Stories along the way: Ben Sollee to perform
Like Maya Beiser, the duo 2Cellos and Durham cellist Shana Tucker, cellist Ben Sollee has pioneered new repertoire and styles for his instrument. Listeners may know him for his work with Abigail Washburn & The Sparrow Quartet, or from his three recordings – “Learning to Bend,” “Inclusions” and “Half-Made Man.”
Now, Sollee is adding dance and documentary to his concerts. He is still “experimenting with the show,” he said in a phone interview, and local audiences will get to see and hear his new approach when he performs this weekend at The Carolina Theatre and at the spring edition of the Shakori Hills Festival.
For the past six months, during touring, he has been documenting some of the people he meets along the way using the techniques of radio documentary. “As a traveling musician, I get a lot of opportunities to meet a lot of wonderful people,” Sollee said. “Storytelling has played a big role in my shows,” he said, and the addition of two dancers and radio interviews “is a way of putting some kinetic movement” into his concerts.
The theme of the interviews is healing. Among the interviewees are his grandmother, who was praised as a healer in Appalachia, and clock makers (“Time heals all wounds, but who heals time?” he said).
Sollee not only plays cello (in addition to bowing, he also plucks the strings and frequently plays chords), he sings and writes song lyrics. Born in Kentucky, he studied cello at the University of Louisville as well as in “a bunch of very smelly bars around the world,” in an open field in South Dakota, and busking in towns and cities. He sometimes tours by bike carrying his instrument, and sometimes rides his bike to concerts.
Eclecticism in music is a quality he came by as a child. His grandfather played fiddle, and his dad played jazz and rhythm and blues, and from a young age “I found myself participating socially” in music, Sollee said.
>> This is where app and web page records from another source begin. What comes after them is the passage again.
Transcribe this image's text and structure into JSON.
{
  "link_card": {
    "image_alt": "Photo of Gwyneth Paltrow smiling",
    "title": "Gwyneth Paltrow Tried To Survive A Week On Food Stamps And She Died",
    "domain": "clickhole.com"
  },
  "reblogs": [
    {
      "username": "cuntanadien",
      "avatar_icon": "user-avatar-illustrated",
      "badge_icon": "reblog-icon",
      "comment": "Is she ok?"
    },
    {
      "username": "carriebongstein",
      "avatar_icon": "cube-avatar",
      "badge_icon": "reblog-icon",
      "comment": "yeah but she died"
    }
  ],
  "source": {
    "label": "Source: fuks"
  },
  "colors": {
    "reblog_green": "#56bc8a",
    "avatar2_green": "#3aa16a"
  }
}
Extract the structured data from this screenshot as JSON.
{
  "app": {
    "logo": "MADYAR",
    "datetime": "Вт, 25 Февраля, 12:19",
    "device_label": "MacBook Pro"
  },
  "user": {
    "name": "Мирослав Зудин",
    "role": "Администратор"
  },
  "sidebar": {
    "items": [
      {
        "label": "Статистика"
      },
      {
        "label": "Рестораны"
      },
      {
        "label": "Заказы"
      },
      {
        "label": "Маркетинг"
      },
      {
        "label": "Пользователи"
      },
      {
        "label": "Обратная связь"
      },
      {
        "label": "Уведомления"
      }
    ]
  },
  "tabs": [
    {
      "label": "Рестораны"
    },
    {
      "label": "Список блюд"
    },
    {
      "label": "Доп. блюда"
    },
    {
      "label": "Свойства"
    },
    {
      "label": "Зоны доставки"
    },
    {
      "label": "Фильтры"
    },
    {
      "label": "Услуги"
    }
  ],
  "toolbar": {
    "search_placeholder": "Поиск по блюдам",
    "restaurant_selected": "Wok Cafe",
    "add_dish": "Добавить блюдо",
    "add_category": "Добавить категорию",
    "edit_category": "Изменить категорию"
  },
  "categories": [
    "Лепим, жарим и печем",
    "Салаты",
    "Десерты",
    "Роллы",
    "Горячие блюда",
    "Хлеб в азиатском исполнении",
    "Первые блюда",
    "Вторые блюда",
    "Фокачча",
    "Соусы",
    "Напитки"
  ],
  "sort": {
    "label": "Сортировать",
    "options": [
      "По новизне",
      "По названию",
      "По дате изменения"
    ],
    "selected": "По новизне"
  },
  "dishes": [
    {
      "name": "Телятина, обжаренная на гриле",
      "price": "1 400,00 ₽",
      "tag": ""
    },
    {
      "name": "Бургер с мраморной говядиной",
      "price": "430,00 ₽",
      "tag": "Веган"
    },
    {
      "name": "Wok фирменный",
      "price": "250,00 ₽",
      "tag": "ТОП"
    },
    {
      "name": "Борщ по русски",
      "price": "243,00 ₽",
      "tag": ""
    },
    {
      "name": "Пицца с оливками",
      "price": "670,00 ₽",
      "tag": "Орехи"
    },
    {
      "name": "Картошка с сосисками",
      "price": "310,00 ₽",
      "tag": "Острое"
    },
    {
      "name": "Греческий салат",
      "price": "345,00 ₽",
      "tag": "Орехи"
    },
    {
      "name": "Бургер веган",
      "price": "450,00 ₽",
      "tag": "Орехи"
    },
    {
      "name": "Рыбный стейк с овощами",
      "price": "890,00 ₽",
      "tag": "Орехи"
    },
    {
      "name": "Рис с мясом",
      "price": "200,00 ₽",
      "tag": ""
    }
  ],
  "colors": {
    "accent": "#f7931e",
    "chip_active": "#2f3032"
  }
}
He has tried to combine that sense of musical community with his classical training. “As a classical musician, the fourth wall of the stage was very protected,” Sollee said. When he began stretching the repertoire to include blues, folk and many other styles, he “experienced some dissonance with teachers,” but he realized he needed to take what he could from their lessons and then follow his path musically.
When he is touring, he composes new pieces, and takes his cello into schools to try and encourage students to find that pursuit that sparks their interest, as the instrument did for him.
Sollee has been writing film scores and teaching, as well as touring. He cites “Radiolab,” “This American Life” and “The Kitchen Sisters” as examples of what he calls the current “golden age” of radio documentary. He would like to make a radio documentary of the new concerts that incorporate dance and documentary. “We’re going to present it at these shows and try to tell the most captivating story that we can,” he said. “I can’t pass up this opportunity to travel around the world … and not share those experiences through storytelling.”
GO and DO
WHAT: Cellist Ben Sollee in concert
WHEN: Today [Friday], 8 p.m.
WHERE: The Carolina Theatre, 309 W. Morgan St., Durham
ADMISSION: For tickets, call 919-560-3030 or visit www.carolinatheatre.org.
ALSO: Sollee also will perform at 9:30 p.m. Saturday at the Carson’s Grove Stage at the Shakori Hills Festival, at Shakori Hills Farm, 1439 Henderson Tanyard Road, Pittsboro. For tickets, visit shakorihillsgrassroots.org.